WHAT YOU HAVE TO DO – Search each line of the data for the word "label"; copy every line where it is found.

Extracted records:
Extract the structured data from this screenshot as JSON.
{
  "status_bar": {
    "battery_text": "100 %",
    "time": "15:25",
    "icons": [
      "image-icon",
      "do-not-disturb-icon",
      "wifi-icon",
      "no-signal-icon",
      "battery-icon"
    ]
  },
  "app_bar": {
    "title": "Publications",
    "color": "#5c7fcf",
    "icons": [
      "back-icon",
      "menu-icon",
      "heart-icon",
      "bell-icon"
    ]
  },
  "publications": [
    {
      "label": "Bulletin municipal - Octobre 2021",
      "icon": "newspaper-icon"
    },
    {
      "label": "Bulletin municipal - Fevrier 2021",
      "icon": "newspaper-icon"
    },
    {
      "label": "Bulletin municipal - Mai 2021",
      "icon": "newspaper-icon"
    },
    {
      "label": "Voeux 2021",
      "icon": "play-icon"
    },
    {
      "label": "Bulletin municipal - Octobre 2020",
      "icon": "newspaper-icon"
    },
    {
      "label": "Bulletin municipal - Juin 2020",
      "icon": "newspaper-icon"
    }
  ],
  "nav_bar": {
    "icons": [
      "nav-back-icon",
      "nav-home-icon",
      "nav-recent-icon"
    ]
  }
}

OUTPUT BELOW –
      "label": "Bulletin municipal - Octobre 2021",
      "label": "Bulletin municipal - Fevrier 2021",
      "label": "Bulletin municipal - Mai 2021",
      "label": "Voeux 2021",
      "label": "Bulletin municipal - Octobre 2020",
      "label": "Bulletin municipal - Juin 2020",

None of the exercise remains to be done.